Records contained in a dataset:
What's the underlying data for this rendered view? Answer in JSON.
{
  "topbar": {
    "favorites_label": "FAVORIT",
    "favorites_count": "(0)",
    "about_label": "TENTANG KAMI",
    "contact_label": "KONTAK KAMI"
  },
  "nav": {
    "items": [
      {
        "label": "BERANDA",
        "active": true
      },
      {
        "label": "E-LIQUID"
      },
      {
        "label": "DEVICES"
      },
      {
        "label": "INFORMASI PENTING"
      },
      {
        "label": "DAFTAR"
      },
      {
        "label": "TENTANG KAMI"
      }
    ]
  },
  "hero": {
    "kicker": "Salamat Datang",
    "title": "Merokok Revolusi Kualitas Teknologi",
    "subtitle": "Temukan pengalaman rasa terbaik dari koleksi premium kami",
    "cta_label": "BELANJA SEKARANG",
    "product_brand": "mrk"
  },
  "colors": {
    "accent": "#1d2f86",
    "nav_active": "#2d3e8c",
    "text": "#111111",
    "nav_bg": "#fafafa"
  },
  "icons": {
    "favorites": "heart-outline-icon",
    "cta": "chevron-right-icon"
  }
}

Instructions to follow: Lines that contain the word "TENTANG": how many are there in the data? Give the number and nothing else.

Result of the task: 2